According to a FCC bureau, Verizon failed to connect 10,000 emergency calls in the Washington suburbs during a storm on January 26. While the majority of 911 calls aren’t life or death, it’s safe to bet that quite a few Verizon wireless customers under distress were more than frustrated.
The FCC is asking Verizon to investigate what went wrong and to figure out how widespread the problem is across the network. A Verizon rep claims the issue in Maryland was caused by a “mass call event.” I don’t know about you, but it seems wireless carriers need to ensure that 911 calls are completed during events that might cause a “mass call event.”
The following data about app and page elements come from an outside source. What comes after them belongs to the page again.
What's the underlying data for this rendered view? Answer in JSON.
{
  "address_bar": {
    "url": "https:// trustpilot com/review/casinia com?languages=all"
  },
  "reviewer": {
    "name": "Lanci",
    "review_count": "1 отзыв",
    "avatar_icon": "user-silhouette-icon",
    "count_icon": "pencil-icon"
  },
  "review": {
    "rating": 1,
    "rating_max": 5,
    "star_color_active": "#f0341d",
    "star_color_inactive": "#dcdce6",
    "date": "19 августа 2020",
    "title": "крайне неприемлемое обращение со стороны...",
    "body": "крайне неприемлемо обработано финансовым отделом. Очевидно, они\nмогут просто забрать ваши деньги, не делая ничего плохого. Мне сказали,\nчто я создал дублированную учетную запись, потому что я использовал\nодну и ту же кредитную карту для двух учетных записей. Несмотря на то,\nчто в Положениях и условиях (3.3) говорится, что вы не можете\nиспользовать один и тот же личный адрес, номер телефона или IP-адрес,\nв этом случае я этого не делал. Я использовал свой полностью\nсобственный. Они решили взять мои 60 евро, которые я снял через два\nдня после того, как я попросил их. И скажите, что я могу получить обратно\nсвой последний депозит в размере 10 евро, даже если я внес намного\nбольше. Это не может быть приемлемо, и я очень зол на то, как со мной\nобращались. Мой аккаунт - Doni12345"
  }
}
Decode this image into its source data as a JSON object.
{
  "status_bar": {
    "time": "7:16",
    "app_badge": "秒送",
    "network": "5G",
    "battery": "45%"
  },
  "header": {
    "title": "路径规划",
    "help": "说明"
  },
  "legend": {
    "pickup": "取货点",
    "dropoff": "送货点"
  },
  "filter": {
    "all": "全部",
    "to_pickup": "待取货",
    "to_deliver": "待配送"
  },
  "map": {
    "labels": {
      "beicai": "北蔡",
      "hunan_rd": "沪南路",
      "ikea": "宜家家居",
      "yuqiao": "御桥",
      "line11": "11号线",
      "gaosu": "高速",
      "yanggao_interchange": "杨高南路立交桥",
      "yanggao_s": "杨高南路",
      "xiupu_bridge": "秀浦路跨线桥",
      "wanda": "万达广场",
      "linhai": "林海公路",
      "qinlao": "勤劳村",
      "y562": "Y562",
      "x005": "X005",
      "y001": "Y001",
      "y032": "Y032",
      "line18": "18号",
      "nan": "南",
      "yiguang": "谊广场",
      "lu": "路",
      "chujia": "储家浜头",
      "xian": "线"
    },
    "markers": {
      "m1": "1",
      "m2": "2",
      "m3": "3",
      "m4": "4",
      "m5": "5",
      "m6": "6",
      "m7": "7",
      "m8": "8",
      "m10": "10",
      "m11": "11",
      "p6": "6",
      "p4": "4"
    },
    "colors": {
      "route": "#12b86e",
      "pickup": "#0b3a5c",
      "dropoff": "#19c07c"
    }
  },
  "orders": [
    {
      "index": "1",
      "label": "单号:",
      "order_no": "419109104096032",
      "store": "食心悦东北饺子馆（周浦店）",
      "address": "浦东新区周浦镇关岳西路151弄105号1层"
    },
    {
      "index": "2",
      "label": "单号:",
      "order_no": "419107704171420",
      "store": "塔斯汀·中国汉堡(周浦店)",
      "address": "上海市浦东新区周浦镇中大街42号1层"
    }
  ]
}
While more and more consumers are going without land lines, this is an important reminder that there’s one important reason to keep your rarely used landline. Emergency calls placed from mobile phones and VOIP lines are handled differently than those placed via land lines. In some areas, mobile 911 calls are routed to different call centers than landline calls from the same location. VOIP lines utilize E911, a system that stores the caller’s address in the VOIP device, such as the routers provided by Comcast, themselves. Moving the router to a new location without reprograming it can result in errant dispatches.